"Do you remember?" goes the beginning of Earth, Wind & Fire's classic song, September.
The veteran soul-funk group, who have sold more than 90 million albums worldwide, sure hope you do as the Rock and Roll Hall of Famers prepare to release their first album in eight years, Now, Then & Forever, on Tuesday.
Longtime percussionist Ralph Johnson, founding bassist Verdine White and founding lead singer Philip Bailey, all 62 years old, say the new record finds the influential band - formed in Chicago in 1969 - going back to their early sound.
"It was produced by Philip Bailey and company," says White. "And it was a two year process. We had recorded several songs previously but on a trip overseas Philip sat and listened to everything we've ever done. And he came back and said, 'Listen we've got to do a record like this.'"
Adds Bailey: "We enlisted Neal Poe (of OutKast production fame), (original E, W & F keyboardist/musical director) Larry Dunn and my son Phil as other producers and we really just began to focus on doing a record that sounded classically like Earth, Wind and Fire."
We caught up with the trio earlier this year.
Q. When you said you 'found" songs, did some of the new tunes come from long ago?
Bailey: They're all new songs. But when I say we went back, we basically had to rediscover who we were, who we are and who we've always been. ... And I think that's what we had to do.
Q. What do you think accounts for Earth, Wind and Fire's longevity?
Bailey: The music itself has been the soundtrack of many people's lives. The music actually comes back and speaks to us, even as being the creators of the music. And then the fans, they continue to love what we do, and we enjoy doing what we're doing and we've just been extremely blessed. Our message and our music has always been the same one of love and respect for humanity and mankind and uplifting the consciousness of folk in that way and I think it's a feel-good music.
Q. Do you have younger musicians come up and say what an influence you have been on them?
Bailey: We do feel a sense of knowledge about the influence that we've had on younger musicians. We've got several of them playing with us now. In fact, my son (Philip) is in the band, he graduated from Berklee College Of Music. But we run into accomplished musicians all over the world, that are a lot younger than us, and they credit a lot of what we've done to being their inspiration.

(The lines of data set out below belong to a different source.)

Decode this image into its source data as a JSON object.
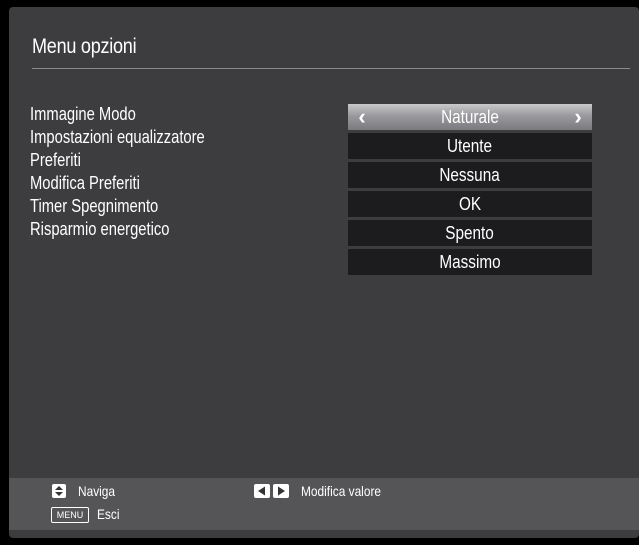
{
  "menu": {
    "title": "Menu opzioni",
    "items": [
      {
        "label": "Immagine Modo",
        "value": "Naturale",
        "selected": true
      },
      {
        "label": "Impostazioni equalizzatore",
        "value": "Utente",
        "selected": false
      },
      {
        "label": "Preferiti",
        "value": "Nessuna",
        "selected": false
      },
      {
        "label": "Modifica Preferiti",
        "value": "OK",
        "selected": false
      },
      {
        "label": "Timer Spegnimento",
        "value": "Spento",
        "selected": false
      },
      {
        "label": "Risparmio energetico",
        "value": "Massimo",
        "selected": false
      }
    ]
  },
  "footer": {
    "navigate_label": "Naviga",
    "navigate_icon": "up-down-arrows-icon",
    "change_label": "Modifica valore",
    "change_icon": "left-right-arrows-icon",
    "exit_key": "MENU",
    "exit_label": "Esci"
  },
  "colors": {
    "panel": "#3d3d40",
    "value_box": "#1c1c1e",
    "footer": "#555558",
    "text": "#ffffff"
  }
}
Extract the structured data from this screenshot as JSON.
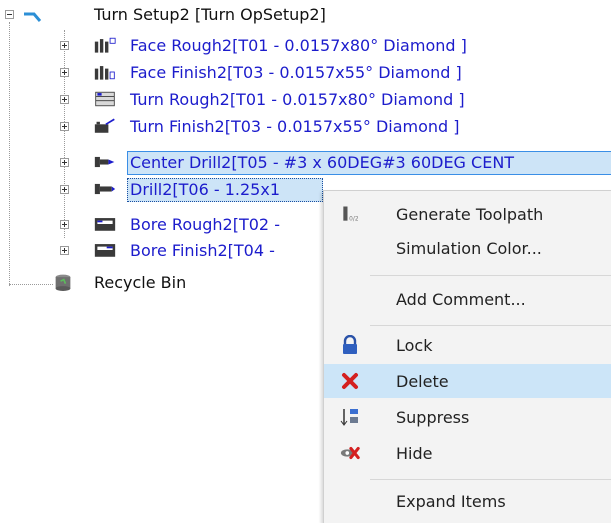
{
  "tree": {
    "root_label": "Turn Setup2 [Turn OpSetup2]",
    "operations": [
      {
        "label": "Face Rough2[T01 - 0.0157x80° Diamond ]",
        "icon": "face-rough-icon"
      },
      {
        "label": "Face Finish2[T03 - 0.0157x55° Diamond ]",
        "icon": "face-finish-icon"
      },
      {
        "label": "Turn Rough2[T01 - 0.0157x80° Diamond ]",
        "icon": "turn-rough-icon"
      },
      {
        "label": "Turn Finish2[T03 - 0.0157x55° Diamond ]",
        "icon": "turn-finish-icon"
      },
      {
        "label": "Center Drill2[T05 - #3 x 60DEG#3 60DEG CENT",
        "icon": "center-drill-icon"
      },
      {
        "label": "Drill2[T06 - 1.25x1",
        "icon": "drill-icon"
      },
      {
        "label": "Bore Rough2[T02 -",
        "icon": "bore-rough-icon"
      },
      {
        "label": "Bore Finish2[T04 -",
        "icon": "bore-finish-icon"
      }
    ],
    "recycle_bin_label": "Recycle Bin"
  },
  "context_menu": {
    "items": [
      {
        "label": "Generate Toolpath",
        "icon": "generate-toolpath-icon"
      },
      {
        "label": "Simulation Color...",
        "icon": ""
      },
      {
        "label": "Add Comment...",
        "icon": ""
      },
      {
        "label": "Lock",
        "icon": "lock-icon"
      },
      {
        "label": "Delete",
        "icon": "delete-icon",
        "highlighted": true
      },
      {
        "label": "Suppress",
        "icon": "suppress-icon"
      },
      {
        "label": "Hide",
        "icon": "hide-icon"
      },
      {
        "label": "Expand Items",
        "icon": ""
      }
    ]
  }
}
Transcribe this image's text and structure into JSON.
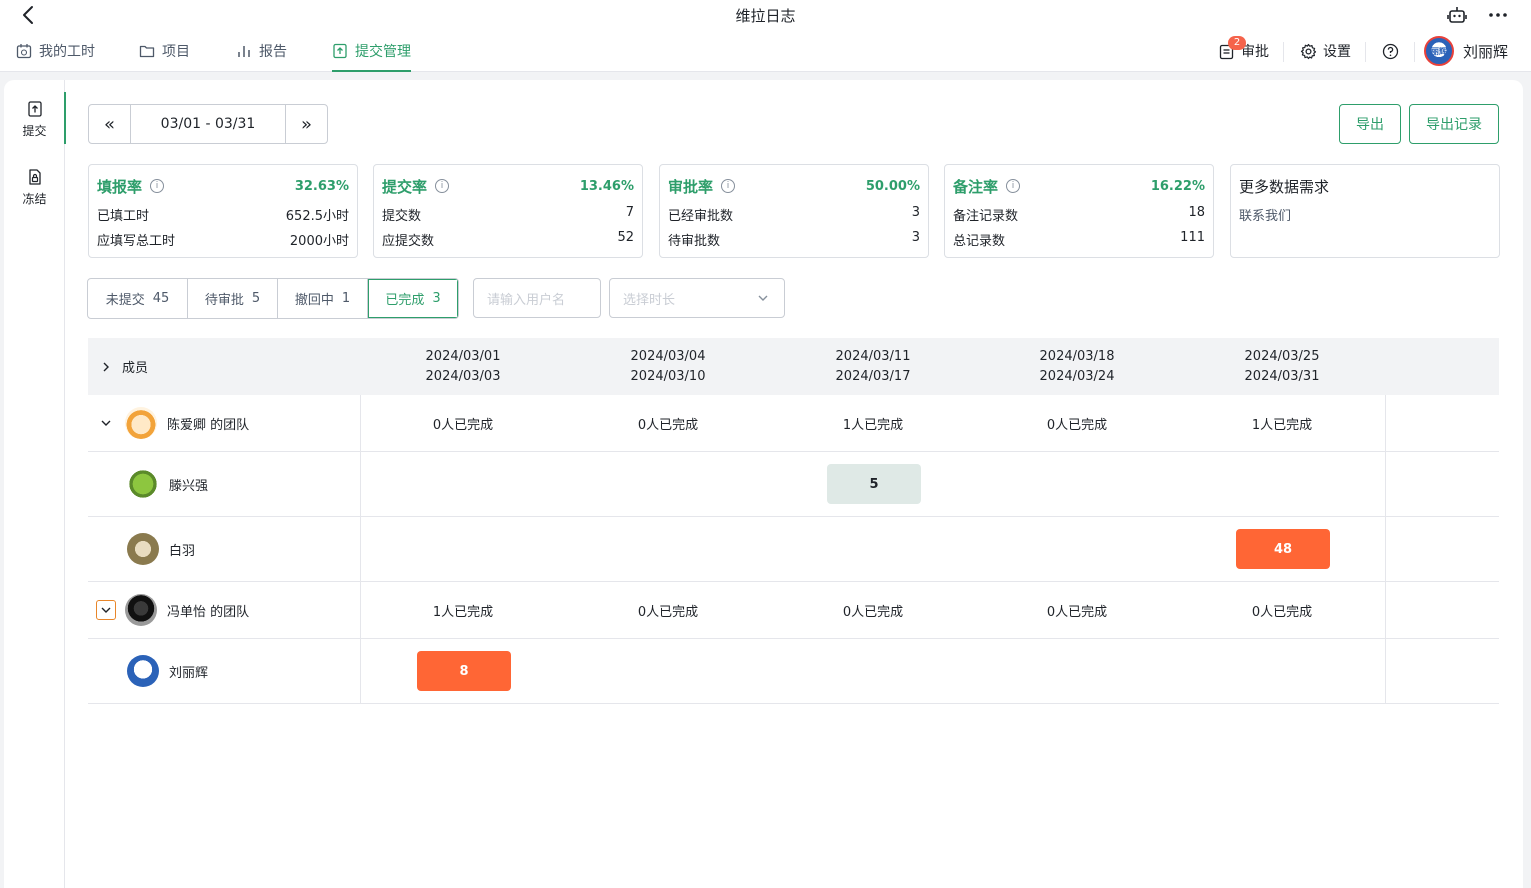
{
  "window": {
    "title": "维拉日志"
  },
  "nav": {
    "items": [
      {
        "label": "我的工时",
        "icon": "calendar-icon"
      },
      {
        "label": "项目",
        "icon": "folder-icon"
      },
      {
        "label": "报告",
        "icon": "bar-chart-icon"
      },
      {
        "label": "提交管理",
        "icon": "upload-doc-icon",
        "active": true
      }
    ],
    "approval": {
      "label": "审批",
      "badge": "2"
    },
    "settings": {
      "label": "设置"
    },
    "user": {
      "name": "刘丽辉",
      "avatar_text": "丽辉"
    }
  },
  "sidebar": {
    "items": [
      {
        "label": "提交",
        "active": true
      },
      {
        "label": "冻结"
      }
    ]
  },
  "date_range": {
    "value": "03/01 - 03/31",
    "prev": "«",
    "next": "»"
  },
  "actions": {
    "export": "导出",
    "export_log": "导出记录"
  },
  "stats": [
    {
      "title": "填报率",
      "percent": "32.63%",
      "rows": [
        {
          "label": "已填工时",
          "value": "652.5小时"
        },
        {
          "label": "应填写总工时",
          "value": "2000小时"
        }
      ]
    },
    {
      "title": "提交率",
      "percent": "13.46%",
      "rows": [
        {
          "label": "提交数",
          "value": "7"
        },
        {
          "label": "应提交数",
          "value": "52"
        }
      ]
    },
    {
      "title": "审批率",
      "percent": "50.00%",
      "rows": [
        {
          "label": "已经审批数",
          "value": "3"
        },
        {
          "label": "待审批数",
          "value": "3"
        }
      ]
    },
    {
      "title": "备注率",
      "percent": "16.22%",
      "rows": [
        {
          "label": "备注记录数",
          "value": "18"
        },
        {
          "label": "总记录数",
          "value": "111"
        }
      ]
    }
  ],
  "more_card": {
    "title": "更多数据需求",
    "link": "联系我们"
  },
  "filters": [
    {
      "label": "未提交",
      "count": "45"
    },
    {
      "label": "待审批",
      "count": "5"
    },
    {
      "label": "撤回中",
      "count": "1"
    },
    {
      "label": "已完成",
      "count": "3",
      "active": true
    }
  ],
  "search": {
    "placeholder": "请输入用户名"
  },
  "duration_select": {
    "placeholder": "选择时长"
  },
  "table": {
    "member_header": "成员",
    "weeks": [
      {
        "start": "2024/03/01",
        "end": "2024/03/03"
      },
      {
        "start": "2024/03/04",
        "end": "2024/03/10"
      },
      {
        "start": "2024/03/11",
        "end": "2024/03/17"
      },
      {
        "start": "2024/03/18",
        "end": "2024/03/24"
      },
      {
        "start": "2024/03/25",
        "end": "2024/03/31"
      }
    ],
    "teams": [
      {
        "name": "陈爱卿 的团队",
        "summary": [
          "0人已完成",
          "0人已完成",
          "1人已完成",
          "0人已完成",
          "1人已完成"
        ],
        "members": [
          {
            "name": "滕兴强",
            "cells": {
              "2": "5"
            }
          },
          {
            "name": "白羽",
            "cells": {
              "4": "48"
            }
          }
        ]
      },
      {
        "name": "冯单怡 的团队",
        "summary": [
          "1人已完成",
          "0人已完成",
          "0人已完成",
          "0人已完成",
          "0人已完成"
        ],
        "members": [
          {
            "name": "刘丽辉",
            "cells": {
              "0": "8"
            }
          }
        ]
      }
    ]
  },
  "colors": {
    "accent": "#2e9e6b",
    "hours_high": "#ff6635",
    "hours_normal": "#dfe9e6",
    "badge": "#f5634b"
  }
}
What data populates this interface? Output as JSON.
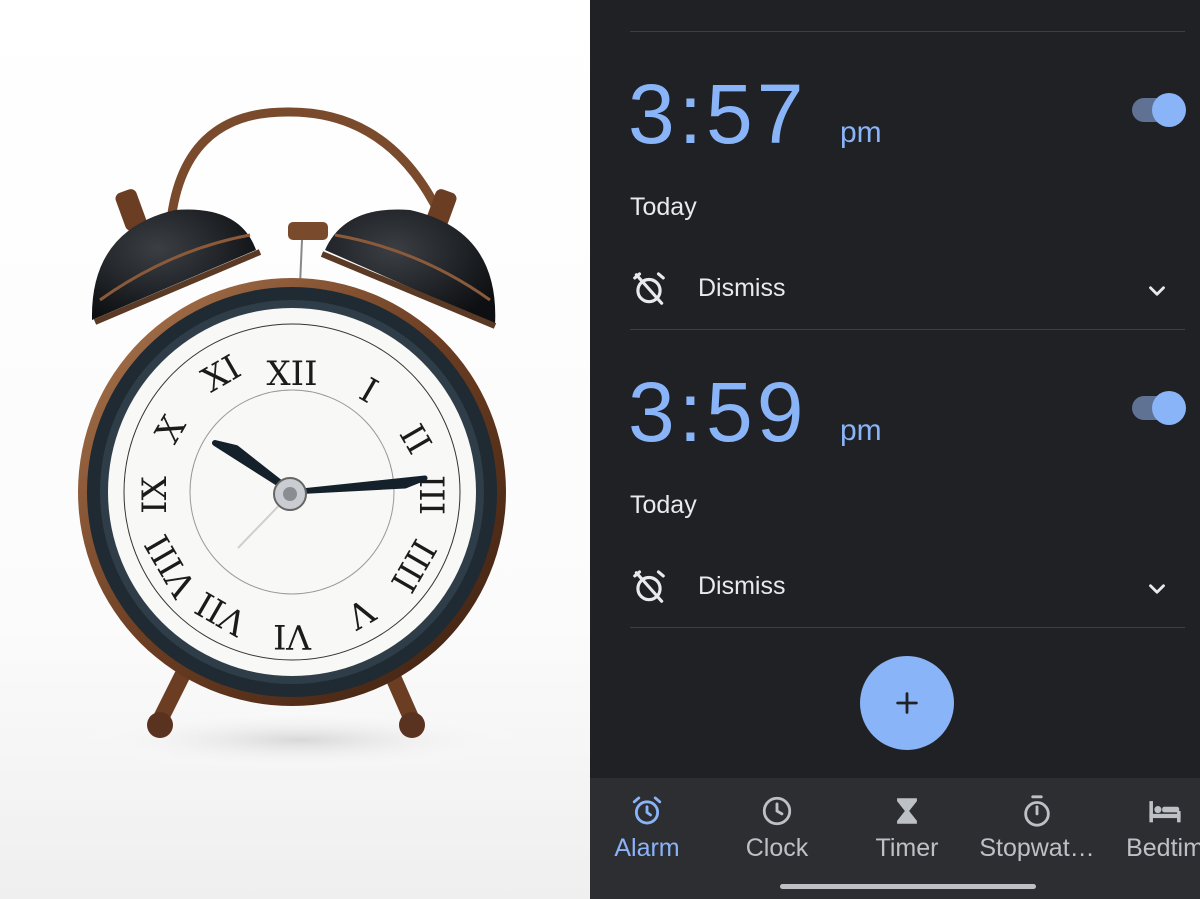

Q. What are the audiences like in 2013 compared to your '70s heyday?
White: We have a really a multitude of generations because what's happening now is the parents are telling their children, their children are telling their children, about the show.
Johnson: Part of the reason that people come to our concerts is that they want to escape and they want to be taken to a different place for just an hour and a half. When people leave our concerts they are really, really feeling good.
Q. After more than four decades as a group, how do you keep your stamina up for touring?
Johnson: I think everyone does it in their own way. We actually are starting to put together the off days so that we actually have a real off day. 'Cause a lot of off days are travelling days and we're getting too old for that.
Q. Do you guys seen an end in sight?
White: I think you go as long as you can go, as long as you stay healthy.
Bailey: It's a pleasure being in an organization where you kind of living what you're singing. It's a good energy.